Who are the Children?
Thousands of children in North Carolina enter the foster care system each year and range in age from infants to 18 year olds. All children have unique backgrounds, experiences, personalities, strengths and needs.
Some children require care for physical or emotional handicaps and disabilities. Some require help with undisciplined and delinquent behaviors. most foster children do not have a strong sense of self-worth. Many have been victims of neglect and physical or sexual abuse.
All children who are in foster care require special care, support and nurturing.
Who Pays for the Child's Care?
Foster parents receive financial compensation from the placement agency for a child's room, board and other living expenses. Sometimes there are supplemental payments for the care of children with special needs. Medical expenses are also covered for each child.
For the adopted child, adoption subsidy benefits are offered based on the child's individual needs and eligibility. HHS charges no fees to adopt waiting children who are in HHS custody.
You may become a foster or adoptive parent if...
- You are single, married or divorced
- You are of any race, gender or ethnic origin
- You are over the age of 21 years old
- You have stable income and housing
- At least one parent in the home should not be receiving disability
- You provide proof of at least a GED or high school diploma
- You are a working parent
- Your home has no more than a total of 5 children in the home (this includes any birth, relative, foster or adopted children)
- Background checks are made with: the Department of Corrections (DOC), Administrative Office of the Courts (AOC), Sex Offender Registry, FBI & SBI fingerprint checks, and a National Medical Registry of Nurses. Personal references are still required as well.
Steps toward becoming a foster parent...
- Completion of a 30-hour preparation class. Click here for information on the next Foster & Adoptive Parent Class.
- Home study -series of interviews with a social worker to assess family history and determine eligibility

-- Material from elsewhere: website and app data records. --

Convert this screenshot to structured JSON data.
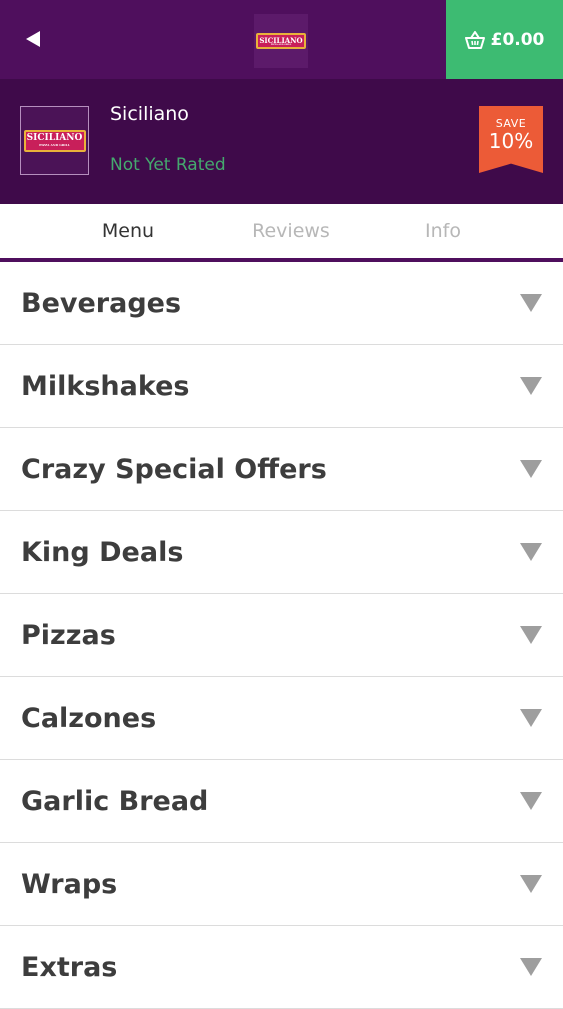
{
  "topbar": {
    "back_icon": "back-triangle-icon",
    "logo_text": "SICILIANO",
    "logo_tagline": "PIZZA AND GRILL",
    "basket_icon": "basket-icon",
    "basket_total": "£0.00",
    "colors": {
      "bar": "#4f0f5d",
      "basket": "#3dbb72"
    }
  },
  "header": {
    "logo_text": "SICILIANO",
    "logo_tagline": "PIZZA AND GRILL",
    "name": "Siciliano",
    "rating": "Not Yet Rated",
    "save_label": "SAVE",
    "save_value": "10%",
    "colors": {
      "background": "#3f0a4a",
      "rating": "#45a96e",
      "badge": "#ec5b37"
    }
  },
  "tabs": [
    {
      "label": "Menu",
      "active": true
    },
    {
      "label": "Reviews",
      "active": false
    },
    {
      "label": "Info",
      "active": false
    }
  ],
  "categories": [
    {
      "label": "Beverages",
      "icon": "chevron-down-icon"
    },
    {
      "label": "Milkshakes",
      "icon": "chevron-down-icon"
    },
    {
      "label": "Crazy Special Offers",
      "icon": "chevron-down-icon"
    },
    {
      "label": "King Deals",
      "icon": "chevron-down-icon"
    },
    {
      "label": "Pizzas",
      "icon": "chevron-down-icon"
    },
    {
      "label": "Calzones",
      "icon": "chevron-down-icon"
    },
    {
      "label": "Garlic Bread",
      "icon": "chevron-down-icon"
    },
    {
      "label": "Wraps",
      "icon": "chevron-down-icon"
    },
    {
      "label": "Extras",
      "icon": "chevron-down-icon"
    }
  ]
}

- Home visits by a social worker to ensure safety of children and assess the environmental condition of the home
- Fire inspection
- Physical examination for each family member
- TB test for each adult in the home
- Criminal background check (including fingerprints) for each household member 18 years or older
- Additional background checks that include personal reference checks
- Ongoing training annually
- Must have at least a GED or high school diploma.
- Must attend and complete First Aid & CPR training as well as Blood Bourne Pathogens training.
Steps towards becoming an adoptive parent...
In addition to the requirements and expectations to become a foster parent, adoptive parents will...
- Talk with a Gaston County social worker in a series of interviews to better understand the adoption process
- Provide social worker with proof of financial stability and income
- Work with a social worker to find the right child
- Visit and get to know the child
- Bring your child home
- Have the child for at least three to six months in the adoptive home before completing the adoption process, per North Carolina law
- Legalize the adoption
Group Training Prepares Foster & Adoptive Parents
Once you make the decision to explore the possibility of adoption or foster care, you will take part in a special series of classes known as GPS/MAPP (Group Preparation and Selection/Model Approach to Partnership in Parenting) as part of a group of prospective parents. This 30-hour training is designed to assist you in deciding whether foster parenting or adoption is the right choice for you at this time.
The GPS/MAPP training is a dynamic group experience that will help answer any questions you may have about foster care and adoption. Classes are held at various dates and times throughout the year.
What is Foster Care?
Foster care is a temporary living arrangement for abused, neglected and dependent children who need a safe place to live when parents or another relative cannot take care of them. Often their families face issues such as illness, alcohol and drug addiction, or homelessness.
When the County Department of Health & Human Services (HHS) believes a child is not safe, and a Judge agrees, HHS takes custody of that child and finds a foster home for him or her. Length of stay in foster care varies from a few days to much longer.
The foster family, HHS and the birth family work together to return children to their own homes as quickly as possible.
Foster families are recruited and trained to care for abused and neglected children. These families are licensed to care for foster children temporarily, while their parents work with social work professionals to resolve their family issues. Working as the integral part of a team helps children continue to grow and develop during a time of stress for their families.
Relatives may also be licensed as foster parents. Foster parents may be considered as adoptive parents if their foster child becomes legally cleared for adoption.
After extensive reunification efforts are made to work with birth families, adoption may become the plan for children whose parents have not corrected issues that led to the children being taken into HHS custody. Once these children are legally cleared for adoption, they can be placed in adoptive homes to provide permanence and a forever family.